By the way, this is a big deal! I can’t stand to look at photos of myself let alone pose for photos. I hear my mother’s story over and over in my head, “You were the ugliest baby. It took me ten days to name you.” Please, please never say that to your girl child even in jest. Anyway, enough about me and my ramblings; please enjoy Jim’s beautiful photography and the art of arranging followed by some simple design rules to follow so that you can arrange your own built-ins or bookcases.
This is in my great room adjacent to the fireplace.
Eight Simple Rules for Arranging
1. Collect your favorite pieces: framed family photos, artwork, glassware or pottery, greenery, candles, etc.
2. Books are anchors for design. In our case, we read all of our books. If you are not a reader you can find books that have beautiful spines or colors that compliment your decor and style.
3. Take some shelves out if possible. You don’t have to have each side match in measurements.
4. Hang artwork on the back wall of built-ins or even on the front facing if it doesn’t detract from the main part and works well with your arrangement. Place something that is three dimensional on the wall such as a planter or sconce that has simple greenery. Don’t over power with flowers or if using flowers stay with a muted color palette.
5. When arranging your pieces use a pattern such as: left , right, center. You can accomplish different levels with your books by using them upright or by stacking. A safe way to begin arranging is to start with your books in a pattern and then do the reverse for multiple shelves going down in a right, left, center pattern or mix the pattern up.
6. Use larger pieces to draw your eye to the pattern position, but never repeat on the next shelf so that your focal point does not compete with the next focal point on the the shelf above or below. In the case above, you will notice this is accomplished on the right section with artwork center, left, and then right at the base of the shelf.

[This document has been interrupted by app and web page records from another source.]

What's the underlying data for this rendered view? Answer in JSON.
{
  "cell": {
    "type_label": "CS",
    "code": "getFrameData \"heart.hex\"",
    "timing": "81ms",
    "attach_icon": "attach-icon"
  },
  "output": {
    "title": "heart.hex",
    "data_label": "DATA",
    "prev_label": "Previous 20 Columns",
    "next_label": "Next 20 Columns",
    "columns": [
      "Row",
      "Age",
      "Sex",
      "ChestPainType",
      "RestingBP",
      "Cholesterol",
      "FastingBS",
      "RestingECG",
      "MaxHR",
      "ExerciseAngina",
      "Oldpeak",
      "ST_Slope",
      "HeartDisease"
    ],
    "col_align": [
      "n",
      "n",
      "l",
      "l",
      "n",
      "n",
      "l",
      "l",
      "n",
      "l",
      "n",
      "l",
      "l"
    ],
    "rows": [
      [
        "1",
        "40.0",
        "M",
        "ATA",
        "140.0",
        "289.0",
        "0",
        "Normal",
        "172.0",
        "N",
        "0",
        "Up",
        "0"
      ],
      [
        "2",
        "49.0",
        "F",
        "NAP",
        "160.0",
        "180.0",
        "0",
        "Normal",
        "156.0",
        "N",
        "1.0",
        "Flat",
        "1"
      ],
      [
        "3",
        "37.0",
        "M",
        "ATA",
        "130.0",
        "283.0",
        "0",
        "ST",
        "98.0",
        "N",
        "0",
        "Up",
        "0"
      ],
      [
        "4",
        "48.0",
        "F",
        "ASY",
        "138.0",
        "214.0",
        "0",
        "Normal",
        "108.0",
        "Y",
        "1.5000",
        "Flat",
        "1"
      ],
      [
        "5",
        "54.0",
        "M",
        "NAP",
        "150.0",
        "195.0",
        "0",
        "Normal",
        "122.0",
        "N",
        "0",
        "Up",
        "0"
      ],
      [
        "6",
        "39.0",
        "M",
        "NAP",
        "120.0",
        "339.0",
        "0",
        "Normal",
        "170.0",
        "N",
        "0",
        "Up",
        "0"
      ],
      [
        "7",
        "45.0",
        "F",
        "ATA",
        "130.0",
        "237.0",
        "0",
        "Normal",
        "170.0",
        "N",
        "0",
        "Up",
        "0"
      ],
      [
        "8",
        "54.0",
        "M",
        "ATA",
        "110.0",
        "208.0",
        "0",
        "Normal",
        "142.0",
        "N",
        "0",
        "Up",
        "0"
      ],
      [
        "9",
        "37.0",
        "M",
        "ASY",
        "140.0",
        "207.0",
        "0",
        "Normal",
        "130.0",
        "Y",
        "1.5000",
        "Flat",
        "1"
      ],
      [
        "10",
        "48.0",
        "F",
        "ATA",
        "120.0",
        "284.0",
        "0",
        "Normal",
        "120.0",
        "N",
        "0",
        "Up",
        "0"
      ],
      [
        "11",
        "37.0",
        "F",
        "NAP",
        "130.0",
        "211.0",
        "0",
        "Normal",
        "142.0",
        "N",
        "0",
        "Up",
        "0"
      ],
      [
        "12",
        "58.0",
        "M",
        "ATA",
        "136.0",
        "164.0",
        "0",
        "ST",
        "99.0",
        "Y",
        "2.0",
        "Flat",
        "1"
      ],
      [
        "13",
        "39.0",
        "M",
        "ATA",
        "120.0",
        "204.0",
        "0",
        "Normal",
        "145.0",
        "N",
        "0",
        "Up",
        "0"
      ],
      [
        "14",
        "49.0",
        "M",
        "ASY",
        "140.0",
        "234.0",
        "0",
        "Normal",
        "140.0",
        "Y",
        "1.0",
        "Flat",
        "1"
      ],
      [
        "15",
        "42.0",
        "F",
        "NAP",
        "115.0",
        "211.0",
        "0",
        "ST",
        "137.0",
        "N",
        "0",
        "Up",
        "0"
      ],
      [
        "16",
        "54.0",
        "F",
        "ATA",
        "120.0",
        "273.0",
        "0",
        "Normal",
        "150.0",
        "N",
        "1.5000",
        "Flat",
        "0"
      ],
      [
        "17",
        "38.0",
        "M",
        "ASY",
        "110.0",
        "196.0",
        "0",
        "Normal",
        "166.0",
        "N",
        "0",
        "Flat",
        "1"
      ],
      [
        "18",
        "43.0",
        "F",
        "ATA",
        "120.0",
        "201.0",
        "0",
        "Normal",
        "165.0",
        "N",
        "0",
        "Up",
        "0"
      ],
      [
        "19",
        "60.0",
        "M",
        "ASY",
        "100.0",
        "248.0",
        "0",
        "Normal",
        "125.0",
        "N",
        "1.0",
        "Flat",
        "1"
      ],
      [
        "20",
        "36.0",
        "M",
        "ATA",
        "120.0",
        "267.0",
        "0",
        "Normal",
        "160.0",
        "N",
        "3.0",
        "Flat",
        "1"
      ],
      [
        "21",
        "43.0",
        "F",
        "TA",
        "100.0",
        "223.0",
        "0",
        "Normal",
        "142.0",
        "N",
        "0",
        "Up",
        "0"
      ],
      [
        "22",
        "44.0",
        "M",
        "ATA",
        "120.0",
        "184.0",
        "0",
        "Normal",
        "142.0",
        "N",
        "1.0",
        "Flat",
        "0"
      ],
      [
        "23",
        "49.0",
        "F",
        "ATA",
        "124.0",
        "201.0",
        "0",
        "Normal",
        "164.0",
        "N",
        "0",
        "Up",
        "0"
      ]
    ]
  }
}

7. Use glass to reflect light in any arrangement. Glass will blend old and new pieces making them come together when they seem they come from different design styles or eras. I love old and new and this sometimes can be difficult in new construction or the reverse in homes with age and character and trying to blend new styles and trends. Glass has a way of bringing all elements of design together. Candy dishes always draw me in because I can place battery operated tea lights, bath salts or colored beads to unite special pieces together. Rarely do the candy dishes get used for actual candy. They are my peace broker for all things.
8. Add little details into the patterns of books or large focal pieces like framed photos on easels or decorative boxes, bottles, candle holders and then use further details such as tassels or embellished candles in or on the candle holders to add further dimension. As I mentioned above, I am a fan of electric tea lights for an amber glow in the evenings…just a little somethin’ somethin’ to add interest.
As always, the art of arranging is to compliment the style and character of the home, but mostly to reflect the taste of those who live there. When you combine the two successfully the art of arranging has been accomplished for everyone to enjoy.